Exercise materials
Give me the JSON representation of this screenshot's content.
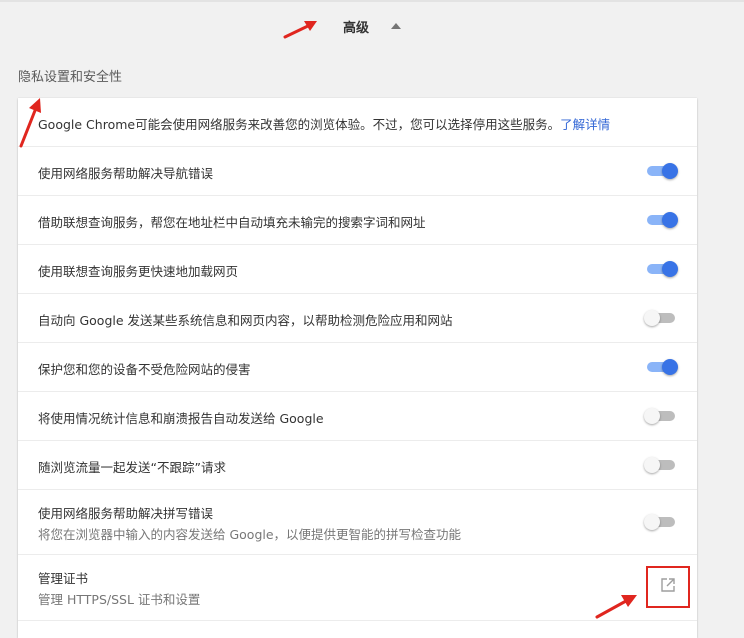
{
  "advanced": {
    "label": "高级",
    "caret_icon": "caret-up-icon"
  },
  "section": {
    "title": "隐私设置和安全性"
  },
  "info": {
    "text": "Google Chrome可能会使用网络服务来改善您的浏览体验。不过，您可以选择停用这些服务。",
    "link": "了解详情"
  },
  "settings": [
    {
      "label": "使用网络服务帮助解决导航错误",
      "enabled": true
    },
    {
      "label": "借助联想查询服务，帮您在地址栏中自动填充未输完的搜索字词和网址",
      "enabled": true
    },
    {
      "label": "使用联想查询服务更快速地加载网页",
      "enabled": true
    },
    {
      "label": "自动向 Google 发送某些系统信息和网页内容，以帮助检测危险应用和网站",
      "enabled": false
    },
    {
      "label": "保护您和您的设备不受危险网站的侵害",
      "enabled": true
    },
    {
      "label": "将使用情况统计信息和崩溃报告自动发送给 Google",
      "enabled": false
    },
    {
      "label": "随浏览流量一起发送“不跟踪”请求",
      "enabled": false
    },
    {
      "label": "使用网络服务帮助解决拼写错误",
      "sublabel": "将您在浏览器中输入的内容发送给 Google，以便提供更智能的拼写检查功能",
      "enabled": false
    }
  ],
  "certificates": {
    "title": "管理证书",
    "subtitle": "管理 HTTPS/SSL 证书和设置",
    "icon": "open-in-new-icon"
  },
  "colors": {
    "accent": "#3873e6",
    "link": "#3367d6",
    "annotation": "#e0261f"
  }
}
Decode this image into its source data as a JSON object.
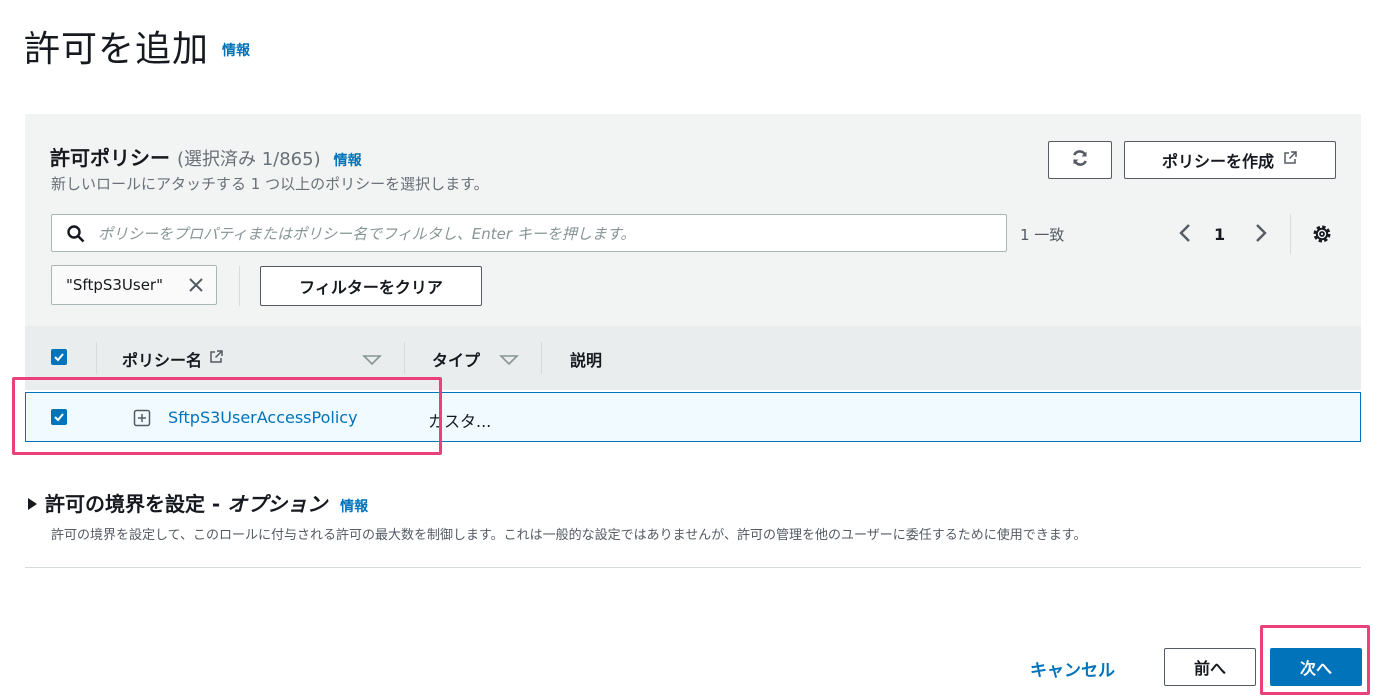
{
  "page": {
    "title": "許可を追加",
    "info": "情報"
  },
  "policies": {
    "title": "許可ポリシー",
    "count": "(選択済み 1/865)",
    "info": "情報",
    "subtitle": "新しいロールにアタッチする 1 つ以上のポリシーを選択します。",
    "refresh_icon": "refresh-icon",
    "create_label": "ポリシーを作成",
    "search_placeholder": "ポリシーをプロパティまたはポリシー名でフィルタし、Enter キーを押します。",
    "match_count": "1 一致",
    "page_number": "1",
    "filter_token": "\"SftpS3User\"",
    "clear_filters_label": "フィルターをクリア",
    "columns": {
      "name": "ポリシー名",
      "type": "タイプ",
      "description": "説明"
    },
    "rows": [
      {
        "name": "SftpS3UserAccessPolicy",
        "type": "カスタ...",
        "selected": true
      }
    ]
  },
  "boundary": {
    "title": "許可の境界を設定 - ",
    "title_option": "オプション",
    "info": "情報",
    "description": "許可の境界を設定して、このロールに付与される許可の最大数を制御します。これは一般的な設定ではありませんが、許可の管理を他のユーザーに委任するために使用できます。"
  },
  "footer": {
    "cancel_label": "キャンセル",
    "prev_label": "前へ",
    "next_label": "次へ"
  },
  "colors": {
    "link": "#0073bb",
    "primary_button": "#0073bb",
    "highlight_annotation": "#ec407a",
    "selected_row_bg": "#f1faff"
  }
}
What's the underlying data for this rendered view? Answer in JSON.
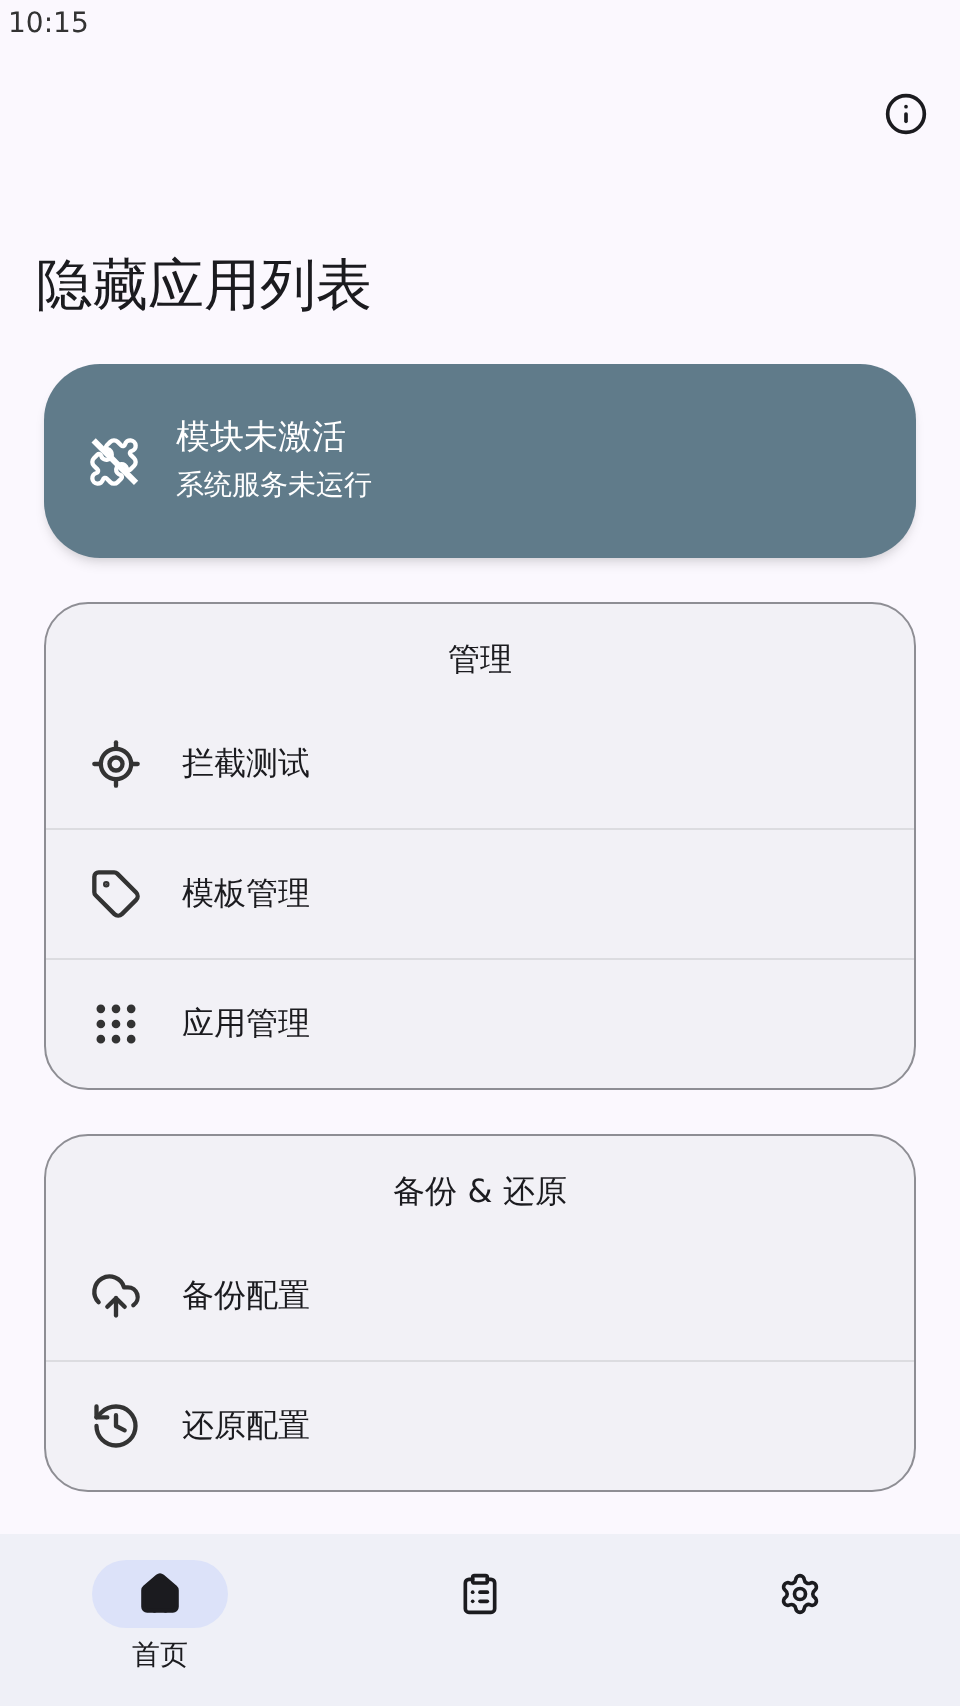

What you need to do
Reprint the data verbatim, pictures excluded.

The answer
Give me the JSON representation of this screenshot's content.
{
  "advanced": {
    "label": "高级",
    "caret_icon": "caret-up-icon"
  },
  "section": {
    "title": "隐私设置和安全性"
  },
  "info": {
    "text": "Google Chrome可能会使用网络服务来改善您的浏览体验。不过，您可以选择停用这些服务。",
    "link": "了解详情"
  },
  "settings": [
    {
      "label": "使用网络服务帮助解决导航错误",
      "enabled": true
    },
    {
      "label": "借助联想查询服务，帮您在地址栏中自动填充未输完的搜索字词和网址",
      "enabled": true
    },
    {
      "label": "使用联想查询服务更快速地加载网页",
      "enabled": true
    },
    {
      "label": "自动向 Google 发送某些系统信息和网页内容，以帮助检测危险应用和网站",
      "enabled": false
    },
    {
      "label": "保护您和您的设备不受危险网站的侵害",
      "enabled": true
    },
    {
      "label": "将使用情况统计信息和崩溃报告自动发送给 Google",
      "enabled": false
    },
    {
      "label": "随浏览流量一起发送“不跟踪”请求",
      "enabled": false
    },
    {
      "label": "使用网络服务帮助解决拼写错误",
      "sublabel": "将您在浏览器中输入的内容发送给 Google，以便提供更智能的拼写检查功能",
      "enabled": false
    }
  ],
  "certificates": {
    "title": "管理证书",
    "subtitle": "管理 HTTPS/SSL 证书和设置",
    "icon": "open-in-new-icon"
  },
  "colors": {
    "accent": "#3873e6",
    "link": "#3367d6",
    "annotation": "#e0261f"
  }
}
Decode this image into its source data as a JSON object.
{
  "page": {
    "title": "許可を追加",
    "info": "情報"
  },
  "policies": {
    "title": "許可ポリシー",
    "count": "(選択済み 1/865)",
    "info": "情報",
    "subtitle": "新しいロールにアタッチする 1 つ以上のポリシーを選択します。",
    "refresh_icon": "refresh-icon",
    "create_label": "ポリシーを作成",
    "search_placeholder": "ポリシーをプロパティまたはポリシー名でフィルタし、Enter キーを押します。",
    "match_count": "1 一致",
    "page_number": "1",
    "filter_token": "\"SftpS3User\"",
    "clear_filters_label": "フィルターをクリア",
    "columns": {
      "name": "ポリシー名",
      "type": "タイプ",
      "description": "説明"
    },
    "rows": [
      {
        "name": "SftpS3UserAccessPolicy",
        "type": "カスタ...",
        "selected": true
      }
    ]
  },
  "boundary": {
    "title": "許可の境界を設定 - ",
    "title_option": "オプション",
    "info": "情報",
    "description": "許可の境界を設定して、このロールに付与される許可の最大数を制御します。これは一般的な設定ではありませんが、許可の管理を他のユーザーに委任するために使用できます。"
  },
  "footer": {
    "cancel_label": "キャンセル",
    "prev_label": "前へ",
    "next_label": "次へ"
  },
  "colors": {
    "link": "#0073bb",
    "primary_button": "#0073bb",
    "highlight_annotation": "#ec407a",
    "selected_row_bg": "#f1faff"
  }
}
What's the underlying data for this rendered view? Answer in JSON.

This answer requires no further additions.